GameSpite Quarterly 8 | Beyond the Beyond: Beyond Redemption?


This might come as a bit of a surprise to some, not least to myself, but Camelot’s Beyond the Beyond is not a bad game! Camelot’s first classical RPG, which is largely reviled today by most veterans of the early PlayStation era, wasn't a great game by any means, but it's certainly not as bad as it's remembered today. Apart from its inherent faults and problems, there was one major factor that worked against Beyond the Beyond: High-wrought expectation. After all, the PlayStation was new, fresh, and brought new life and aspects to classical genres like racing games or fighters. Just imagine what it might do with an RPG!

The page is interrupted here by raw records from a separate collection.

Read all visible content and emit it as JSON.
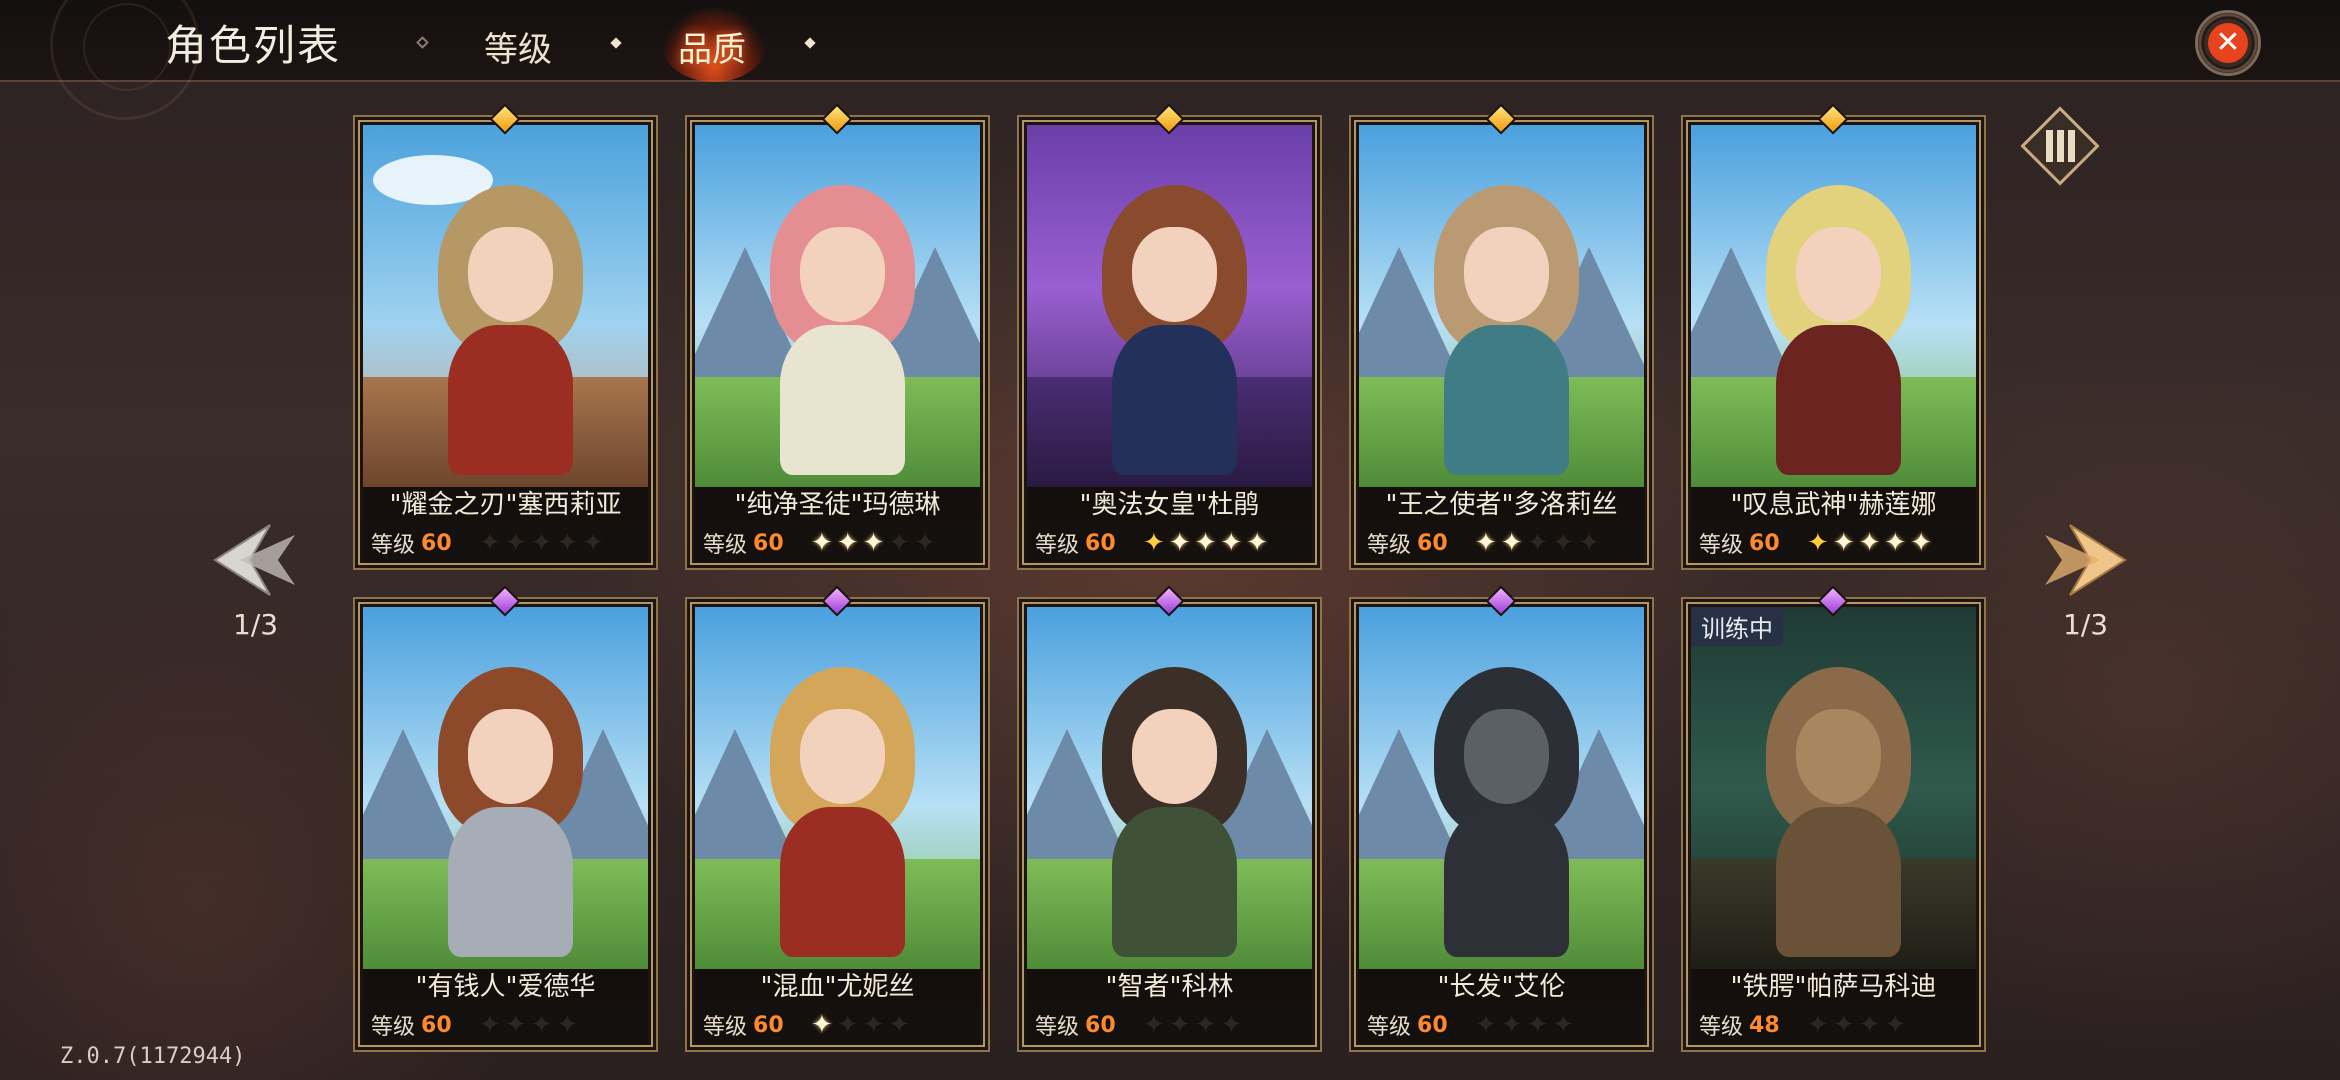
{
  "header": {
    "title": "角色列表",
    "tabs": [
      {
        "label": "等级",
        "active": false
      },
      {
        "label": "品质",
        "active": true
      }
    ],
    "close_icon": "close-icon"
  },
  "pager": {
    "left": "1/3",
    "right": "1/3"
  },
  "version": "Z.0.7(1172944)",
  "level_label": "等级",
  "colors": {
    "accent": "#ff8a2e",
    "gold_gem": "#f7b52a",
    "purple_gem": "#b566e8",
    "close": "#e8421f"
  },
  "cards": [
    {
      "name": "\"耀金之刃\"塞西莉亚",
      "level": "60",
      "stars": [
        0,
        0,
        0,
        0,
        0
      ],
      "gem": "gold",
      "badge": ""
    },
    {
      "name": "\"纯净圣徒\"玛德琳",
      "level": "60",
      "stars": [
        1,
        1,
        1,
        0,
        0
      ],
      "gem": "gold",
      "badge": ""
    },
    {
      "name": "\"奥法女皇\"杜鹃",
      "level": "60",
      "stars": [
        2,
        1,
        1,
        1,
        1
      ],
      "gem": "gold",
      "badge": ""
    },
    {
      "name": "\"王之使者\"多洛莉丝",
      "level": "60",
      "stars": [
        1,
        1,
        0,
        0,
        0
      ],
      "gem": "gold",
      "badge": ""
    },
    {
      "name": "\"叹息武神\"赫莲娜",
      "level": "60",
      "stars": [
        2,
        1,
        1,
        1,
        1
      ],
      "gem": "gold",
      "badge": ""
    },
    {
      "name": "\"有钱人\"爱德华",
      "level": "60",
      "stars": [
        0,
        0,
        0,
        0
      ],
      "gem": "purple",
      "badge": ""
    },
    {
      "name": "\"混血\"尤妮丝",
      "level": "60",
      "stars": [
        1,
        0,
        0,
        0
      ],
      "gem": "purple",
      "badge": ""
    },
    {
      "name": "\"智者\"科林",
      "level": "60",
      "stars": [
        0,
        0,
        0,
        0
      ],
      "gem": "purple",
      "badge": ""
    },
    {
      "name": "\"长发\"艾伦",
      "level": "60",
      "stars": [
        0,
        0,
        0,
        0
      ],
      "gem": "purple",
      "badge": ""
    },
    {
      "name": "\"铁腭\"帕萨马科迪",
      "level": "48",
      "stars": [
        0,
        0,
        0,
        0
      ],
      "gem": "purple",
      "badge": "训练中"
    }
  ]
}
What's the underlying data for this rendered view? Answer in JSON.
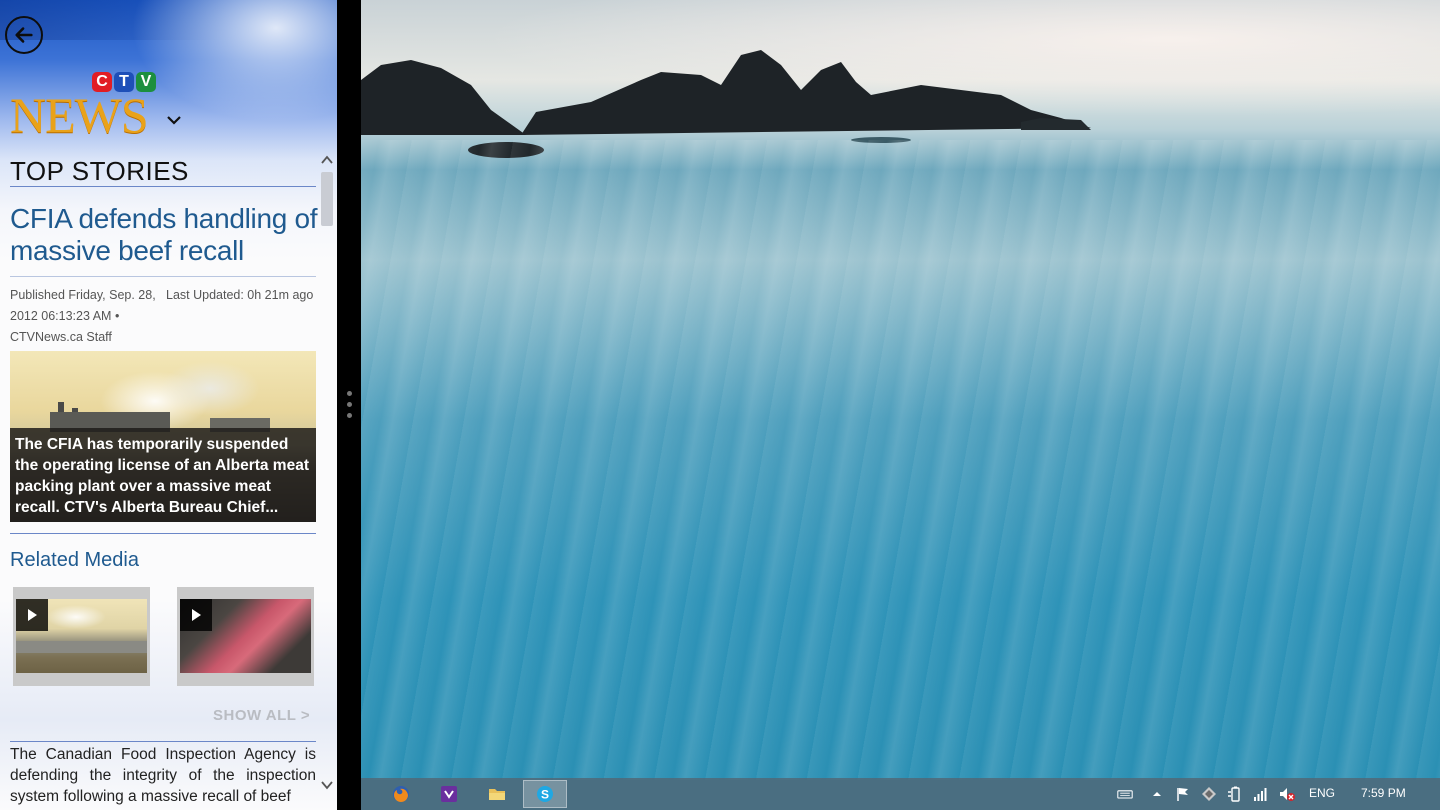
{
  "app": {
    "logo": {
      "ctv": [
        "C",
        "T",
        "V"
      ],
      "news": "NEWS"
    },
    "section_title": "TOP STORIES",
    "story": {
      "headline": "CFIA defends handling of massive beef recall",
      "published": "Published Friday, Sep. 28, 2012 06:13:23 AM •",
      "last_updated": "Last Updated:  0h 21m ago",
      "author": "CTVNews.ca Staff",
      "caption": "The CFIA has temporarily suspended the operating license of an Alberta meat packing plant over a massive meat recall. CTV's Alberta Bureau Chief...",
      "body": "The Canadian Food Inspection Agency is defending the integrity of the inspection system following a massive recall of beef"
    },
    "related": {
      "title": "Related Media",
      "show_all": "SHOW ALL >"
    }
  },
  "taskbar": {
    "apps": [
      {
        "name": "firefox-icon",
        "active": false
      },
      {
        "name": "visual-studio-icon",
        "active": false
      },
      {
        "name": "file-explorer-icon",
        "active": false
      },
      {
        "name": "skype-icon",
        "active": true
      }
    ],
    "tray": {
      "language": "ENG",
      "time": "7:59 PM"
    }
  },
  "colors": {
    "accent_blue": "#1f5a8f",
    "ctv_red": "#e11d25",
    "ctv_blue": "#1e4fb8",
    "ctv_green": "#1c8f3f",
    "news_gold": "#e9a21a"
  }
}
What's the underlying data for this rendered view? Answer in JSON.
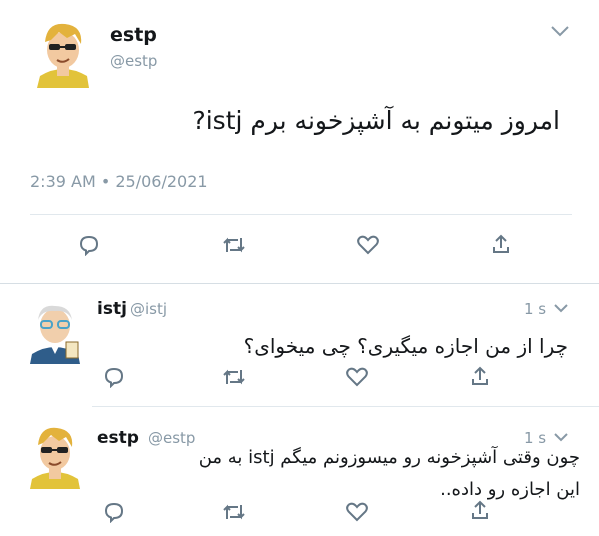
{
  "tweet": {
    "display_name": "estp",
    "handle": "@estp",
    "text": "امروز میتونم به آشپزخونه برم istj?",
    "timestamp": "2:39 AM • 25/06/2021"
  },
  "replies": [
    {
      "display_name": "istj",
      "handle": "@istj",
      "time": "1 s",
      "text": "چرا از من اجازه میگیری؟ چی میخوای؟"
    },
    {
      "display_name": "estp",
      "handle": "@estp",
      "time": "1 s",
      "text_line1": "چون وقتی آشپزخونه رو میسوزونم میگم istj به من",
      "text_line2": "این اجازه رو داده.."
    }
  ],
  "icons": [
    "chevron-down-icon",
    "reply-icon",
    "retweet-icon",
    "like-icon",
    "share-icon"
  ],
  "colors": {
    "muted": "#8899a6",
    "divider": "#e1e8ed",
    "icon": "#657786"
  }
}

Sure, there was King's Field and there was Persona, but dammit, we were all waiting for a real Japanese-style role-playing-game: One with swords and magic and dragons, with anime characters, colorful hair, turn-based battles, and all these things. And when it became clearer and clearer that we weren't getting Arc the Lad any time soon, the collective hope shifted to Beyond the Beyond. After seeing pictures on the Internet (if you could afford it, back then) or in imported issues of Famitsu, we were certain that this would be the one to hold out for: Thanks to its polygonal world map and battle arenas, Beyond the Beyond should actually be able to make it past Sony’s alleged no-2D policy.

And after all, Beyond the Beyond was made by the guys behind Shining Force. One look at the graphical style, the italicized font, and the characteristic menus made that quite clear. So yes, it's safe to say that expectations were exceedingly high. When the game finally arrived, we were ecstatic -- a beautiful double case adorned with the original Japanese art; back in the day, this was almost unheard of, with hideously redrawn covers like Breath of Fire? and its sequel or Lufia and the Fortress of Doom being the norm. It was this collective high that kept starved RPG fans going through the first couple of hours.

But at some point, most players realized: “Somehow... it's not that good, is it?” After all, beautiful memories of RPG masterpieces like Final Fantasy III and Chrono Trigger were still fresh on players’ mind. And in comparison to these, Beyond the Beyond was just... lacking. The story was so-so, characters like hero Finn or staff-chick Annie weren't too interesting, the game looked a bit too simple, the dialogue was vacuous, and the battle system too stiff, not to speak of the exorbitant random-encounter rate. It's probably safe to say, that most people never finished Beyond the Beyond: The extreme length of the game was probably just the final nail in the coffin.

But going back to Beyond the Beyond today, you might discover it's actually not as bad as remembered. Yes, it's a fairly generic RPG with a couple of bad design decisions: Whoever decided it would be good idea to let the small sprite characters emote by a weird cringing motion before every second irrelevant textbox should have been stopped by force; the idea to curse an important character for many, many hours (thus rendering him almost completely useless) wasn't brillant either; and the combination of too-frequent random battles and rather hard puzzle dungeons has always been problematic.

But look beyond these niggling faults and the rather frugal presentation, and you find a rather servicable RPG that even brought a new idea to the table. Labeled the APS, Active Playing System, Beyond the Beyond incorporated timing elements into the turn-based battles: By pressing the X button while attacking or being attacked, one could increase the chance of performing double attacks or succesful parries. In the end, though, this mostly lead to simple button-mashing and made the battles even more of a chore—Square’s Final Fantasy VIII would incorporate a similar but better thought-out system a couple of years down the road.

Playing Beyond the Beyond today is actually a rather interesting experience: Without the overblown expectations and with a bit of knowledge of what came afterwards, Beyond the Beyond is much more bearable. The chatty dialogue and the battle system bring the (for some reason incredibly popular) Golden Sun series to mind, and the music is pure Motoi Sakuraba -- in fact, it probably marks the first time many western RPG fans came into contact with Sakuraba’s typical style.

Back then, of course, we couldn't know all that. All we saw was an RPG that felt old-fashioned, drawn-out, and in every way inferior to the 16-bit big-hitters. The game was panned by the critics and soon put aside by even the most motivated players -- due to the long dungeons and difficult bosses, playtime could easily reach triple digits. And after all, a few months later, RPG fans were appeased with Konami’s Suikoden, a game with a much brisker pace, a dramatically better story, and an excellent battle system. All these factors lead to Beyond the Beyond’s not entirely deserved infamy. Give it a try today (assuming it's still in your library) and you might be surprised. Just don't stick around for too long... and don't expect to finish it.


By Thomas Nickel? | April 30, 2011 | Last: Tobal 2 | Next: Revelations: Persona - The Devil Within